World Elder Abuse Awareness Day (WEAAD) was launched on June 15, 2006 by the International Network for the Prevention of Elder Abuse and the World Health Organization at the United Nations.
The purpose of WEAAD is to provide an opportunity for communities around the world to promote a better understanding of abuse and neglect of older persons by raising awareness of the cultural, social, economic and demographic processes affecting elder abuse and neglect.
In India as the joint family system is slowly eroding, it is causing among many things, an increasing abuse of the elderly. As per a country report published by the World Health organizations, elderly women were the worst sufferers as most women were not financially independent and had to depend on their husbands or children for money. It was also found in the report, which was developed on the basis of many focus group discussions, that they also tended to underplay their health problems for the sole reason of causing inconvenience to the other family members. If the women were widows, the situation was even worse because the finances then came from children for their welfare and it was the sole discretion of children to “decide whether she needed medical assistance or not” even if she said she did. Among the higher strata of women, loneliness was also a major problem among the elderly. Among the lower classes, women felt marginalized within the household, as their style of housekeeping was not relevant to today’s lifestyle. Many a time, women are pressurized to transfer financial assets in the name of their children.

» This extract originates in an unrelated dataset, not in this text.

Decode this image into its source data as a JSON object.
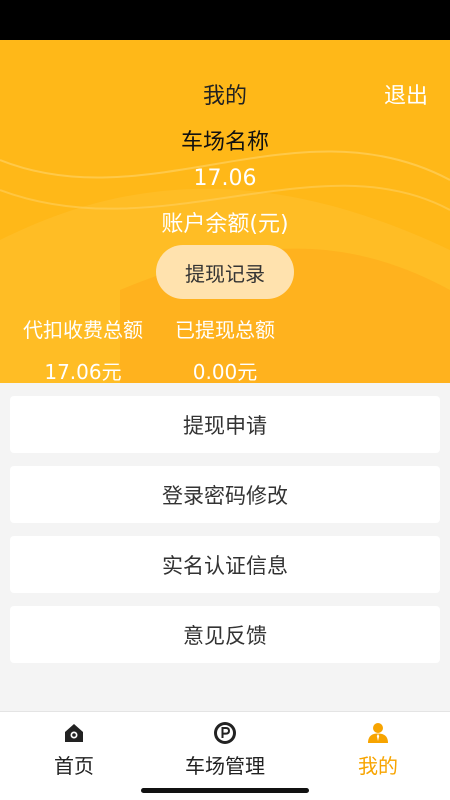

The elderly in India face many kinds of abuse- physical, verbal, psychological and financial. On being abused, the elderly often do not complain about this, due to fear of and love towards their children. They also feel that if they complain, they will be thrown out of their homes.
Indian law provides for various provisions which tackle these issues. Similarly, the Government has come upwith many schemes and initiatives for the benefit of the elderly. However, many of the elderly are not aware of their rights, due to illiteracy and ignorance.
While it is important for the elderly to be aware of these schemes and provisions, it is also important for civil society to work together to resolve the various issues which the elderly are facing. An effort must be made on the part of communities as a whole to engage the elderly, and tap their various potentials. Additionally, support centres catering exclusively to the elderly, offering a range of services such as counselling, financial aid and recreational activities, must be made a reality.
This World Elder Abuse Awareness Day, let’s pledge to end the abuse of our elders. We are nothing without them.
Discuss this article on Facebook